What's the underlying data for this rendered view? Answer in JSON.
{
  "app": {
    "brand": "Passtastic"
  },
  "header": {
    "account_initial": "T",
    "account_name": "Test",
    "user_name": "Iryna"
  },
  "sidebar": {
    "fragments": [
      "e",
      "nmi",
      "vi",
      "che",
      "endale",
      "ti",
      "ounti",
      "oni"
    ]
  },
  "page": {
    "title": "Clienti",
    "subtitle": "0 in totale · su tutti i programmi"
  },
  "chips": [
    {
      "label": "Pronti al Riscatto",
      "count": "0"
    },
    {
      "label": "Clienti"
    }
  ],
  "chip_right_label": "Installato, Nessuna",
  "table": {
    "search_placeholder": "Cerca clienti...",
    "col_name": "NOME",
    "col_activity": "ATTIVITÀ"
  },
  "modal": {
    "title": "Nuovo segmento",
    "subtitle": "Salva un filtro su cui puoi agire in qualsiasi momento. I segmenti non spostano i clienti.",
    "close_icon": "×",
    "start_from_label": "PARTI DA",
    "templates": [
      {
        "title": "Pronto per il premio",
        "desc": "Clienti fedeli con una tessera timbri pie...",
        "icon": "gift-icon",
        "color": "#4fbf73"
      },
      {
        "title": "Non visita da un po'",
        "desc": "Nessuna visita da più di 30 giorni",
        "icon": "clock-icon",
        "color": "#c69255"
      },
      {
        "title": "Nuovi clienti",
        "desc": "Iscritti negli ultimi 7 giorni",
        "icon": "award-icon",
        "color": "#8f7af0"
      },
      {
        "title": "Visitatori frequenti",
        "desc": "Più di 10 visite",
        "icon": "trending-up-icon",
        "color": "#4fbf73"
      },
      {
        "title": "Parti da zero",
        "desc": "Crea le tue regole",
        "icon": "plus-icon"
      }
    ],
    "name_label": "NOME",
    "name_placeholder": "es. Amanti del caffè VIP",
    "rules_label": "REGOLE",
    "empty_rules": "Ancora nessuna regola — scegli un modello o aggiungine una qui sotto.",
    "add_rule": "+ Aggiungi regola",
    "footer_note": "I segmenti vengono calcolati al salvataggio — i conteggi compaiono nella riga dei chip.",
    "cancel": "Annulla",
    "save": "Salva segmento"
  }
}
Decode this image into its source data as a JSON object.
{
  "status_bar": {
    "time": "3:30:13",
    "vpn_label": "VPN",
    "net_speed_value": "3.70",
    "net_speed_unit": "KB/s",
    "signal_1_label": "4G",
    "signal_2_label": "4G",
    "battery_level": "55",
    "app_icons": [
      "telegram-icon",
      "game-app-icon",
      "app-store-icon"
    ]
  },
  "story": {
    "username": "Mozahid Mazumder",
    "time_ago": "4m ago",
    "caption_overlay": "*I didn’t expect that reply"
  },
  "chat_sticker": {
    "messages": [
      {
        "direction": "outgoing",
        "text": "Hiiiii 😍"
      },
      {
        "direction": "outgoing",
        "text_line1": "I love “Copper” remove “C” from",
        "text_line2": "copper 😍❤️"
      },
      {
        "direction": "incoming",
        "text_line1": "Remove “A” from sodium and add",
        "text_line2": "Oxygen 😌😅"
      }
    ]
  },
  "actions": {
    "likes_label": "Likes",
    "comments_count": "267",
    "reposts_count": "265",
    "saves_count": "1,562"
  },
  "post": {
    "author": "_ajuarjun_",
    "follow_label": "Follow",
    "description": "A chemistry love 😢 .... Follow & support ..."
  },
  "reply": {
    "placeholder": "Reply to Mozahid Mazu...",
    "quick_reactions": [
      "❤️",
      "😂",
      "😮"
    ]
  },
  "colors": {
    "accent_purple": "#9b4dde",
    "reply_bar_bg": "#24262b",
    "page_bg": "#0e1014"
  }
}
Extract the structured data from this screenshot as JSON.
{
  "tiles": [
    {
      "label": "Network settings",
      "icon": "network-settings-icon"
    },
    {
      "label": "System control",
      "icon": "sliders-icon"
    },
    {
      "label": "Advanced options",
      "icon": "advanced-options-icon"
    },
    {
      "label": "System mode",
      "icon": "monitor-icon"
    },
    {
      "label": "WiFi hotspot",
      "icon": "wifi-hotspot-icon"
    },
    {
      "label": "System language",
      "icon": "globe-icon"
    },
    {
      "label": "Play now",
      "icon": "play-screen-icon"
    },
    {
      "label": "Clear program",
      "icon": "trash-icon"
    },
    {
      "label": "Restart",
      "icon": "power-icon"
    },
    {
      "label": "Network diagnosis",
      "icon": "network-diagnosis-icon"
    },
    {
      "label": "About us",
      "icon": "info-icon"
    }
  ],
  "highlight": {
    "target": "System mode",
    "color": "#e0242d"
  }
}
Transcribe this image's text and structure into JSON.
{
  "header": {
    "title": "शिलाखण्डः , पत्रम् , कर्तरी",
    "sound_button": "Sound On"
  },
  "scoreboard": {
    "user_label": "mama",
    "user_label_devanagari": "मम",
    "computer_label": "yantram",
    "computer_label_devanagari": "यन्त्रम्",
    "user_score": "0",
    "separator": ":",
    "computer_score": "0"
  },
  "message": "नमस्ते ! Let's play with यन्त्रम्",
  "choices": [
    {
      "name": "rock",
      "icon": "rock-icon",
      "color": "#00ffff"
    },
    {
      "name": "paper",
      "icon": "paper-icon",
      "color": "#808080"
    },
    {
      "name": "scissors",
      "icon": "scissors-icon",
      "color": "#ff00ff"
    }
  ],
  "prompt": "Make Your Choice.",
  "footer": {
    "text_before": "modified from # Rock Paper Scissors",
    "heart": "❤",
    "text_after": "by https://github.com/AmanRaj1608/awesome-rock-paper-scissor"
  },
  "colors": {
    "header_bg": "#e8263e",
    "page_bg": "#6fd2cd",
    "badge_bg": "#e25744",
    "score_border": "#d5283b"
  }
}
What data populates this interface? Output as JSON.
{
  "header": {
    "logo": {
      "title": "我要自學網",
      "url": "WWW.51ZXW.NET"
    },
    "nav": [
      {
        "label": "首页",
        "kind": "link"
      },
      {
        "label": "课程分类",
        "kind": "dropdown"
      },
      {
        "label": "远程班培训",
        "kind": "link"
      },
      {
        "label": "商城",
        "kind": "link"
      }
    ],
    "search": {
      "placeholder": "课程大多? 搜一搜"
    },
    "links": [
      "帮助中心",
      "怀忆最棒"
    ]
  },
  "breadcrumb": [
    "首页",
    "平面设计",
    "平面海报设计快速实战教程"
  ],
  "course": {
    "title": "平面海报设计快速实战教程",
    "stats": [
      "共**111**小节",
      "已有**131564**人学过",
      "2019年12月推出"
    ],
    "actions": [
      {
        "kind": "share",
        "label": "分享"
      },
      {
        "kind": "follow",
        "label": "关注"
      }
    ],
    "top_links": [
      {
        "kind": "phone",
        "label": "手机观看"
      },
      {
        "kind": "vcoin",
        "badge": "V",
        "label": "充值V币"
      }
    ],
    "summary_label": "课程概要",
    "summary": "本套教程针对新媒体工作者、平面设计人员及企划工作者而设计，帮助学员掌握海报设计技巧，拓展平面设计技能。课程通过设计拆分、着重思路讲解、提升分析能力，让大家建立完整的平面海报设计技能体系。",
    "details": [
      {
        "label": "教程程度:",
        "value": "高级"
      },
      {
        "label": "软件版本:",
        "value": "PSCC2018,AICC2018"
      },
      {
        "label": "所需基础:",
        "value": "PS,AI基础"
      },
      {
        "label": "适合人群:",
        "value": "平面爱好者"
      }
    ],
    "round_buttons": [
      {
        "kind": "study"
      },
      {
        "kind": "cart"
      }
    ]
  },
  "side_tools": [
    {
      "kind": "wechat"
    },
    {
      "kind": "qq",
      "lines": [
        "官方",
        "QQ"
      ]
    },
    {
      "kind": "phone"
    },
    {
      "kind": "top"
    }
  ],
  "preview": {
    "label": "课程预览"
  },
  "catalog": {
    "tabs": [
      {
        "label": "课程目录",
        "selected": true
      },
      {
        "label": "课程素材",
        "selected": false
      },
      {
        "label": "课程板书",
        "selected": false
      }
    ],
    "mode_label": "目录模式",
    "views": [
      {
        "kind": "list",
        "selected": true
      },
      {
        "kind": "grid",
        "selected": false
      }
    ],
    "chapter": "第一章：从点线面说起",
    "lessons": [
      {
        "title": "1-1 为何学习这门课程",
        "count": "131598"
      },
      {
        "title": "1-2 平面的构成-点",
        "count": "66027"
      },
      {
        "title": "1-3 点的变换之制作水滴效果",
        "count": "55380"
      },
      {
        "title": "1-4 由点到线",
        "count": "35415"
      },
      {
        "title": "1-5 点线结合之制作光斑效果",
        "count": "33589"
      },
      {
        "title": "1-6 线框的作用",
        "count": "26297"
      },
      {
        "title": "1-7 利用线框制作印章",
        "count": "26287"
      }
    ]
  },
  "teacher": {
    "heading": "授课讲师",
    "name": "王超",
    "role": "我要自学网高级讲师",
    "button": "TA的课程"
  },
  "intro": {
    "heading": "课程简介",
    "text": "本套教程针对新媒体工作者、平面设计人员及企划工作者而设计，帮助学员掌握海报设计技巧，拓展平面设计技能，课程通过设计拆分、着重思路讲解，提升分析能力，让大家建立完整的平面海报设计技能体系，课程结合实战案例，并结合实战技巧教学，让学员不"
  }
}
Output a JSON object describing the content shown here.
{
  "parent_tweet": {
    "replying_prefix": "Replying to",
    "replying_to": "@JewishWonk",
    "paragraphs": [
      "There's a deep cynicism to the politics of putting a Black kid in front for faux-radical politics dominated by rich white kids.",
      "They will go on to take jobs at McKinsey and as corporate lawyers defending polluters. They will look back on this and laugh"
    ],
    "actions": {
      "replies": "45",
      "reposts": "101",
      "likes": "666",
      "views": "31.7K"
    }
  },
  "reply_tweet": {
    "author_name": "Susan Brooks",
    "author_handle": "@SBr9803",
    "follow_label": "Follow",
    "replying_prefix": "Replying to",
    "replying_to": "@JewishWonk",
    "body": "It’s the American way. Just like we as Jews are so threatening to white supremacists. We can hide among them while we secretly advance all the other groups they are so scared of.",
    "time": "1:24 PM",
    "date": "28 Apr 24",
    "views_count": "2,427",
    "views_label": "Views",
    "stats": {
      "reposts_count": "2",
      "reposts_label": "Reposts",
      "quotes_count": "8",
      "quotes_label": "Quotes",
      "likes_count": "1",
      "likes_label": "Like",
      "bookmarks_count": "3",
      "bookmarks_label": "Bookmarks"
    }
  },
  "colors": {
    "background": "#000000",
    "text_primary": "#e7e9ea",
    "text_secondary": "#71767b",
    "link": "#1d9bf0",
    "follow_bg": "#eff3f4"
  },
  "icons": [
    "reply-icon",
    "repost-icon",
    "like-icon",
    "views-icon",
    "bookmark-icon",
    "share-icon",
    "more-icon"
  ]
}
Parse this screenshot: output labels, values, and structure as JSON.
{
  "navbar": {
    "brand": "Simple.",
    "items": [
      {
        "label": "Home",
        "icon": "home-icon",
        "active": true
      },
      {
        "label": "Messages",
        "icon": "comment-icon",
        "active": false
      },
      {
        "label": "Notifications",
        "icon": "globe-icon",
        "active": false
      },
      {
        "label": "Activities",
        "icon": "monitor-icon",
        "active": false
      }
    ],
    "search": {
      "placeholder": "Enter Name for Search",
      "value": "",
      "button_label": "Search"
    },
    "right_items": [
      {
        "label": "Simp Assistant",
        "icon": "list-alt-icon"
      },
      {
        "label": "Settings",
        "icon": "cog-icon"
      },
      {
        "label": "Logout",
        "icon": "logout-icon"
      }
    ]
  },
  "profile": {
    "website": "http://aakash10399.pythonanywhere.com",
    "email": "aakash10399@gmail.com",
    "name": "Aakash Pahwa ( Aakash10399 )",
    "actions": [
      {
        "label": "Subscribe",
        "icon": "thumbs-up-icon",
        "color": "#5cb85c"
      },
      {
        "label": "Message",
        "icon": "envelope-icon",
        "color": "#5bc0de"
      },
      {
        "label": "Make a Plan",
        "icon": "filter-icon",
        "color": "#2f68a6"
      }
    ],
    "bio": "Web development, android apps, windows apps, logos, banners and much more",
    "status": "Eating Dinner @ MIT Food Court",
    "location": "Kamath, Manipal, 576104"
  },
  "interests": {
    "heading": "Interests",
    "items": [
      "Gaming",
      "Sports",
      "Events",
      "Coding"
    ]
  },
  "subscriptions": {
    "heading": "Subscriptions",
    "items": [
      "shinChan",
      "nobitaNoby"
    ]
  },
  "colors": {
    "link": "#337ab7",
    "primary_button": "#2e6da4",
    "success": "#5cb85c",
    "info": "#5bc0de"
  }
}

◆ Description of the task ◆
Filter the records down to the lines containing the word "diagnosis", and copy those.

◆ Written response ◆
      "label": "Network diagnosis",
      "icon": "network-diagnosis-icon"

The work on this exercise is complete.